# How to reshape sleeve cap and armholes when row gauge is off

I’m knitting a cardigan with shaped armholes and sleeve caps on the sleeves. I’ve never done this sort of sleeve before…

The pattern calls for 18 rows/10 cm and I’m really off as I have 22 rows/10 cm. If I follow the directions for increases and decreases on the sleeves, sleeve caps and armholes, my cardigan will look different from the original, and I’m afraid the shoulders and upper sleeves will be too tight.

So I have to do some reshaping. I think I know how to do it but I’d grately apreciate some hints and some “don’t forget to think about…” before I start the actual knitting… Tips, anyone?

It just takes doing a little math. If you’re nervous, you can draw it out.

Let’s say your pattern calls for an increase on the first and every 6th row for a total of 10 increases. If x’s are increases and -'s are rows without increases, it looks like

x-----x-----x-----x-----x-----x-----x-----x-----x-----x

and you can see there’s 55 rows involved. At the required gauge of 4.25 rows to the inch, the shaping is taking place over (55 divided by 4.25) 13 inches. Thirteen inches of rows at 5.25 to the inch is going to be (13 times 5.25) 68.25 rows. So you need to somehow squeeze in 13 extra rows.

If you’re a perfectionist, you also need to find a way to accept that you can’t knit a row that’s one quarter the normal height, and so your sleeve will be one eighth of an inch shorter than the pattern. .

Inserting one extra row between each decrease gets us to 64 rows.

x------x------x------x------x------x------x------x------x------x

Look at the picture of the finished item and decide where the last four rows should be slipped in. If it’s just the average run o’ the mill sleeve, the increase can be more gradual at the start, so we can put one extra row between the first 5 increases:

x-------x-------x-------x-------x------x------x------x------x------x

So it would be increase, then increase every 8th row 4 times, then every 7th row 5 times.

Note: I’m writing this at 2:14 am in a fit of insomnia. The theory is correct even if my drawings or actual math is off

Thank you, TwoLeftNeedles!

I was thinking about doing somehting just like that and I’m glad to see that I was on track.

Here are a few Knitty links by Jenna Wilson on sleeve caps that I just used to create my first pattern (long sleeve toddler shrug). The best link is the first one. The second link is the hypotenuse calculator created by Jenna. What a time saver!!! The final two links are Jenna’s previous two articles on sleeves and sleeve caps.
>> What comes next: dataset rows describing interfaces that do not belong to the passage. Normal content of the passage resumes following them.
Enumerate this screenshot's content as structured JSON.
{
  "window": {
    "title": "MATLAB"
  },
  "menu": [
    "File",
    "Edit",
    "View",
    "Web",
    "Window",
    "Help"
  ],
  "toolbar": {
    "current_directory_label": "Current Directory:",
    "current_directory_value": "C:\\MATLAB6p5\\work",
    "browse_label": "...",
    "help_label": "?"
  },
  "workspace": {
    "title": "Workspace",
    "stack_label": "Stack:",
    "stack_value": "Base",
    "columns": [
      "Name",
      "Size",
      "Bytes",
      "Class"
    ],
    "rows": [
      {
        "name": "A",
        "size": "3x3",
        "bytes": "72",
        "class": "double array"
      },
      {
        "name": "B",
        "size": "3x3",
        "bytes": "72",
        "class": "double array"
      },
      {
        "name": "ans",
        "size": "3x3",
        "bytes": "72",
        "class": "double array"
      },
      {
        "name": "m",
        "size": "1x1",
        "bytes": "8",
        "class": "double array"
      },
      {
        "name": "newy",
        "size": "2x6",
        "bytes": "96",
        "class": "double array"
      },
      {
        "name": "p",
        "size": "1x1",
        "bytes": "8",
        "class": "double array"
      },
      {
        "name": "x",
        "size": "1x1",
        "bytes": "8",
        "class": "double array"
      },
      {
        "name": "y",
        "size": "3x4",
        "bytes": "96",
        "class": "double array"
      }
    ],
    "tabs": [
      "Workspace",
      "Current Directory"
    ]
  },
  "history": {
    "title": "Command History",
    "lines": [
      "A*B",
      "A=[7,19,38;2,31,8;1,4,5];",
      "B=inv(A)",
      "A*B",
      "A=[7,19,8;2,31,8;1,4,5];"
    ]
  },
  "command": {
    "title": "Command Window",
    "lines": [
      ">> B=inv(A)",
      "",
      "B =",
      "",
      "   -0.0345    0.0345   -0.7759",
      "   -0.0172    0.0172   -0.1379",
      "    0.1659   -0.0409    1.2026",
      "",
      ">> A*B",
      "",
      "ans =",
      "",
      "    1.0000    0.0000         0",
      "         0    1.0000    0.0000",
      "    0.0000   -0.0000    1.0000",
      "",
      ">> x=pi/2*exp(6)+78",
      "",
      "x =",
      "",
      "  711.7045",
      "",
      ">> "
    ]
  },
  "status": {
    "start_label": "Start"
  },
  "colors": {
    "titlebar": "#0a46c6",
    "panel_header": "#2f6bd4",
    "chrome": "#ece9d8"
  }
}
I hope that you find these as helpful as I did!

http://www.knitty.com/issuewinter05/FEATwin05TBP.html

http://knitty.com/ISSUEwinter04/FEATwin04TBP.html

http://knitty.com/ISSUEfall04/FEATfall04TBP.html[color=darkred][/color][color=darkred][/color][color=darkred][/color]

Before anyone jumps to any conclusions and wonders why anyone would need a hypotenuse calculator when they could easily do it themselves… The hypotenuse calculator doesn’t just calculate the hypotenuse in the ordinary sense. You enter your gauge in sts and rows, then you enter one of the following:

1. #rows and #sts to get the hypotenuse in inches and centimeters, based on your gauge.
2. #rows to get conversion to in/cm.
3. #sts to get conversion to in/cm.

You could definitely do #2 and #3 by hand. But, #1 takes more time…
If you tried to calculate the hypotenuse by hand, you’d have to convert the rows and sts to inches before you calculated the hypotenuse (using the Pythagorean Theorem). The hypotenuse calculator speeds up this process as fast as you can type <Enter>. Wahoo! Armscye measurements aren’t so much of a pain with this little tool. :happydance:[size=6][/size][size=7][/size]

ooooooo!!! I hope KK reads this thread!!! She H A T E S math!!! And I it !!!:happydance:

:shock: GAH!!

Thanks Jackie for the links and thoughts on the hypotenuse calculator. I’ll probably dig into it when my head is a bit clearer.

But liking maths it probably won’t be too difficult to find the will and urge to read.